Print Media: Print media is everything from posters, flyers, table tents, cards, business cards, signs, pamphlets, brochures, one pages, advertising in the local rags, articles, basically anything on paper. This is VERY necessary still today. You name needs to be everywhere at every gig, on your merch table with signs, cards etc…. You should have contacted all the local media about your upcoming shows in print media to make sure it’s listed. With ArtistData.com this is much easier to make happen now and not time consuming at all. All of your interviews and articles should be reposted many times and printed out and left out for people to find and read about you. This isn’t rocket science kids, those that want it bad enough will do what it takes.

Radio promotion is another huge part of promotion whether it be having a single on the radio, touring stations in the cities you are playing to get them to play your single, promote the show, interview the band and talk about you over the airwaves. Radio is still relevant enough as their audience is much bigger than most of the bands will ever have on their own. Learn to utilize this tool and work it for all it’s worth. Create great relationships with Program Directors and always be very respectful and thankful that anyone cares enough to say anything about your band.

TV is the same thing. What is your story?
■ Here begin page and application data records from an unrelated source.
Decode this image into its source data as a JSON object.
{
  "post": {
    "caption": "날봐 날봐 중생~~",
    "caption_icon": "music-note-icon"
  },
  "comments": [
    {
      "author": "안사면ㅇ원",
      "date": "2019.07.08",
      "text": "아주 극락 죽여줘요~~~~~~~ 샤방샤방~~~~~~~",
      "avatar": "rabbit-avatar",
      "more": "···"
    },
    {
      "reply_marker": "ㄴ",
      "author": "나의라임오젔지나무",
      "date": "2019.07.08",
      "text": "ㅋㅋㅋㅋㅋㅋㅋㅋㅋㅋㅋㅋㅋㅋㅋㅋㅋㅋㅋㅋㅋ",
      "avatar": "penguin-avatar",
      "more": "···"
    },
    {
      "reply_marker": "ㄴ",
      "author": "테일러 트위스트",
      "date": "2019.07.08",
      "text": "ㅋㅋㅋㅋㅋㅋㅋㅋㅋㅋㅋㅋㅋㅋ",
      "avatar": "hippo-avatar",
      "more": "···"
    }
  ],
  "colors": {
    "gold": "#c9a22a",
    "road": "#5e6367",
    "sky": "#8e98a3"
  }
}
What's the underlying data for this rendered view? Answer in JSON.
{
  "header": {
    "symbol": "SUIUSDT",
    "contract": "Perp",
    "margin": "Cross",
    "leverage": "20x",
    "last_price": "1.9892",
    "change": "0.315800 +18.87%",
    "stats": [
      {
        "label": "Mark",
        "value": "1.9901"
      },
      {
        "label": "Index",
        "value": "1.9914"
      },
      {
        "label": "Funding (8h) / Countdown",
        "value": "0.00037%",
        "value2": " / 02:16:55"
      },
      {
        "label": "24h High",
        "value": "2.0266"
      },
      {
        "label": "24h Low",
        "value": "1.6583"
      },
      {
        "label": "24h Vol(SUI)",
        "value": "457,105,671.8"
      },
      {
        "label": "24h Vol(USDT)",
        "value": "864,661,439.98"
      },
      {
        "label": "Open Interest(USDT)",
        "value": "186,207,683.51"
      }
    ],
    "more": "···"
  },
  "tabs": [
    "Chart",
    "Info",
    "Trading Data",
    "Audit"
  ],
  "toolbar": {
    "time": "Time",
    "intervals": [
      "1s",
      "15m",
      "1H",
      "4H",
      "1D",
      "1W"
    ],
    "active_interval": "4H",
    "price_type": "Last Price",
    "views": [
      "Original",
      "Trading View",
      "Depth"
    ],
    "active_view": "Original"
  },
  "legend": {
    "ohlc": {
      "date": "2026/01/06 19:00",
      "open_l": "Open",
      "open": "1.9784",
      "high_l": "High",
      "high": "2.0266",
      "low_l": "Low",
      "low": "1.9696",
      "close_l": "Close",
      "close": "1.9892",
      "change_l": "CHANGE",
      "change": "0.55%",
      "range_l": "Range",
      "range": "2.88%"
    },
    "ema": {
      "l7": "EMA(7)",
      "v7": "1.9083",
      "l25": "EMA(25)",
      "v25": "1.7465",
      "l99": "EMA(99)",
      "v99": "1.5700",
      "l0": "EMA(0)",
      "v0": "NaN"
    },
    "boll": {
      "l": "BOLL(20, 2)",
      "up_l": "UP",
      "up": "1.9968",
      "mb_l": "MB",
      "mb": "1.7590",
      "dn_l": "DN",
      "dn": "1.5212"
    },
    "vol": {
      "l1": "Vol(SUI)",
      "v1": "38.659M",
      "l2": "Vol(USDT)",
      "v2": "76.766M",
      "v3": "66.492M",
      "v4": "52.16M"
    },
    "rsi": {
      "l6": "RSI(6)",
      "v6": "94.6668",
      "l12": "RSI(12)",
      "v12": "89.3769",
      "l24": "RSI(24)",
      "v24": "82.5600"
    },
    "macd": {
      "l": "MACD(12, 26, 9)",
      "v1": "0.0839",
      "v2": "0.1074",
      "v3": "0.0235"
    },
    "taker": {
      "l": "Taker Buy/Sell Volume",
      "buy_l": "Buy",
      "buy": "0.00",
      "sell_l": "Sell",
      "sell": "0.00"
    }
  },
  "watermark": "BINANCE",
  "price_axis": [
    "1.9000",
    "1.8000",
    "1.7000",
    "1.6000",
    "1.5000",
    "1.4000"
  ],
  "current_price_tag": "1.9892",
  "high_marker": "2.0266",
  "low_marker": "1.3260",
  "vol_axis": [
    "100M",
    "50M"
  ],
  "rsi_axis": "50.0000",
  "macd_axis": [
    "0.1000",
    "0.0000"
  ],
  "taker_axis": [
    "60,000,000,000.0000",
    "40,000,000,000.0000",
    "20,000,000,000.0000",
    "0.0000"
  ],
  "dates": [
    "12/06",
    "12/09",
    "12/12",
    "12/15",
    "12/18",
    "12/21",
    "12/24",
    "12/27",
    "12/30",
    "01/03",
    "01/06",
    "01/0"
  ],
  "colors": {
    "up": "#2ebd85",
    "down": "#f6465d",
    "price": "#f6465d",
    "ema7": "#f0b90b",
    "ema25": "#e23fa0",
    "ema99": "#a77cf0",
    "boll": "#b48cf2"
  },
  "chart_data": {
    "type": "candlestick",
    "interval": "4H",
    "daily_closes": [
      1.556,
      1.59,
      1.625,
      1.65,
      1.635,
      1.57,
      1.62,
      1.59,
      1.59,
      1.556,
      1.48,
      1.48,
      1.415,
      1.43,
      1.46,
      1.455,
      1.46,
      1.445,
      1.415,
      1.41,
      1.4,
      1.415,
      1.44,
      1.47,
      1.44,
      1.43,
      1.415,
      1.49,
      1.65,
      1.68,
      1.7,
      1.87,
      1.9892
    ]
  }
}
Can you utilize that to get press coverage on TV? Are their local shows or shows in the cities you will be playing that your story makes sense for them to air?

When most bands tell me they are working their ass off, all I have to do is take a couple minutes to look at this and then I know the truth. Most artists have no idea what that really means and usually if a band or artist is doing all this, it is almost always to left one person in the group while the rest sit around with their thumbs up their butt expecting things to change for them. Then they find everyone else to blame their lack of buzz instead of realizing they simply didn’t do or have what it takes from a drive level to make things happen.

You have to understand what promotion, marketing, branding and buzz truly is. Branding is having your name or logo everywhere. People should be thinking that all they see is your name everywhere so this band must be doing something. If you do everything you can, you will see an uptick in your bookings and ability to get more yeses then no’s, which is what it is all about.

If you tell me that print media is irrelevant or nobody does this anymore, then I know you don’t understand anything about promotion, branding or marketing. Your fliers most of the time probably aren’t going to bring people to the show that first time they see it, but after seeing your name everywhere enough times, people will start to come check you out. It’s a process, sometimes a large arduous one, but it’s the way most things happen.

So here is my challenge to you. Quit blaming everyone else for what you are not doing. Quit making excuses as to why you can’t do it. Quit expecting people to work for you for free and thinking that a tiny percentage of your door is going to pay a manager, promoter or booking agent enough to do what you are unwilling to do for yourself. Build a budget, find a way to fund the budget so you can afford your promotional campaign and actually go work you ass off to make things happen. Remember, you can’t control or rely on what other people do to promote your band whether it be a venue, promoter or local rag for your shows or events. It’s up to you to really drive this. You will drive yourself crazy and blaming others is never going to change things. Take it upon yourself to run your business and promote as much as you can to ensure greater success.

It’s a brave new world out there for those that are willing to take control of their business and future. Respect the work ethic, make it happen and give your team something to work with otherwise quit complaining about what every other band is making happen and get out of the way of those who actually give it everything they got. You are just watering down the field and making it harder for everyone else with real drive to achieve the success they are looking for.

Good Luck!